Requirement:
Take the listing below and output it exactly, with no images.

Data provided below:

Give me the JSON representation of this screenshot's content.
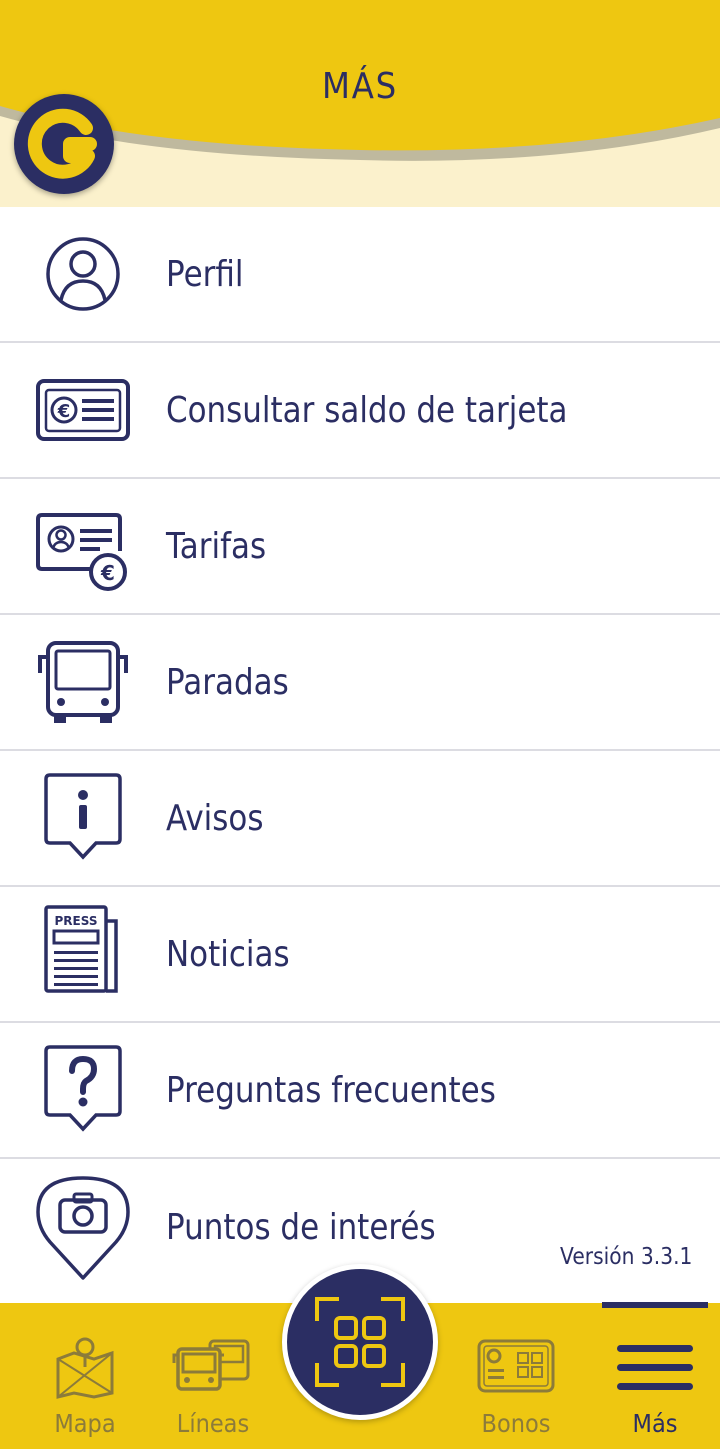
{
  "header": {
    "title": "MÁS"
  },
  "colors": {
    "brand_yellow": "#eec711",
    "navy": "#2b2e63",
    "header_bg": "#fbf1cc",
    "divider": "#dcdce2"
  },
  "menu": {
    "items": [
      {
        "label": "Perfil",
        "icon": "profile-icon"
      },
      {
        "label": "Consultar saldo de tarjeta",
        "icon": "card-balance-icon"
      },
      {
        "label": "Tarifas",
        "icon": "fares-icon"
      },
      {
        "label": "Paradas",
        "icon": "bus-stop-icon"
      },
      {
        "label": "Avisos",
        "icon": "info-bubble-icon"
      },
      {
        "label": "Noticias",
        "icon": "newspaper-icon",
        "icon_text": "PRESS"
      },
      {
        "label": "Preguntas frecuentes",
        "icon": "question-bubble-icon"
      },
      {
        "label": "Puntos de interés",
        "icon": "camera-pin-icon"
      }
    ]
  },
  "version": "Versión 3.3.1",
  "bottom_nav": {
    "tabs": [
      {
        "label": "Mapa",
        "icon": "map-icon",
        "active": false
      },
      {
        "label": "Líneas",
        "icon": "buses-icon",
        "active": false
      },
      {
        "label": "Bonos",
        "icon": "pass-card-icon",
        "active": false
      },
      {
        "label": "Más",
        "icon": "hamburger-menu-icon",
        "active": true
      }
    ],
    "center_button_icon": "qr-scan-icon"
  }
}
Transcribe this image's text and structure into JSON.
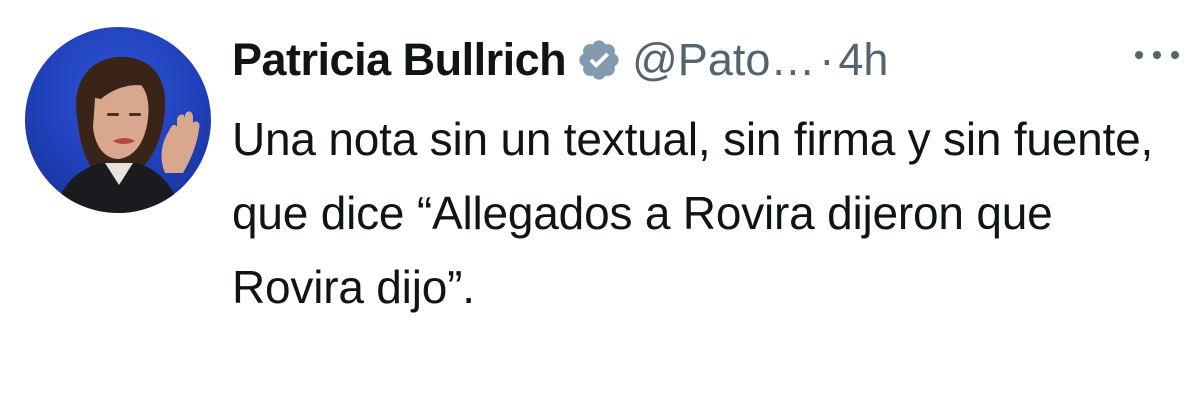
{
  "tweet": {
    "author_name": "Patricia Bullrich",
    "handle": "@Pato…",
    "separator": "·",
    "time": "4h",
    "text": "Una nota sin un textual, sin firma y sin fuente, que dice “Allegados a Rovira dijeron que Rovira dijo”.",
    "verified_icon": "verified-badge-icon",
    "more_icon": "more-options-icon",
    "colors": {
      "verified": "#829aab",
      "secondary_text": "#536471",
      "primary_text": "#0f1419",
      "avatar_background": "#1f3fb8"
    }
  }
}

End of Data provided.

Response below:
Give me the JSON representation of this screenshot's content.
{
  "header": {
    "title": "MÁS"
  },
  "colors": {
    "brand_yellow": "#eec711",
    "navy": "#2b2e63",
    "header_bg": "#fbf1cc",
    "divider": "#dcdce2"
  },
  "menu": {
    "items": [
      {
        "label": "Perfil",
        "icon": "profile-icon"
      },
      {
        "label": "Consultar saldo de tarjeta",
        "icon": "card-balance-icon"
      },
      {
        "label": "Tarifas",
        "icon": "fares-icon"
      },
      {
        "label": "Paradas",
        "icon": "bus-stop-icon"
      },
      {
        "label": "Avisos",
        "icon": "info-bubble-icon"
      },
      {
        "label": "Noticias",
        "icon": "newspaper-icon",
        "icon_text": "PRESS"
      },
      {
        "label": "Preguntas frecuentes",
        "icon": "question-bubble-icon"
      },
      {
        "label": "Puntos de interés",
        "icon": "camera-pin-icon"
      }
    ]
  },
  "version": "Versión 3.3.1",
  "bottom_nav": {
    "tabs": [
      {
        "label": "Mapa",
        "icon": "map-icon",
        "active": false
      },
      {
        "label": "Líneas",
        "icon": "buses-icon",
        "active": false
      },
      {
        "label": "Bonos",
        "icon": "pass-card-icon",
        "active": false
      },
      {
        "label": "Más",
        "icon": "hamburger-menu-icon",
        "active": true
      }
    ],
    "center_button_icon": "qr-scan-icon"
  }
}
Transcribe this image's text and structure into JSON.
{
  "tweet": {
    "author_name": "Patricia Bullrich",
    "handle": "@Pato…",
    "separator": "·",
    "time": "4h",
    "text": "Una nota sin un textual, sin firma y sin fuente, que dice “Allegados a Rovira dijeron que Rovira dijo”.",
    "verified_icon": "verified-badge-icon",
    "more_icon": "more-options-icon",
    "colors": {
      "verified": "#829aab",
      "secondary_text": "#536471",
      "primary_text": "#0f1419",
      "avatar_background": "#1f3fb8"
    }
  }
}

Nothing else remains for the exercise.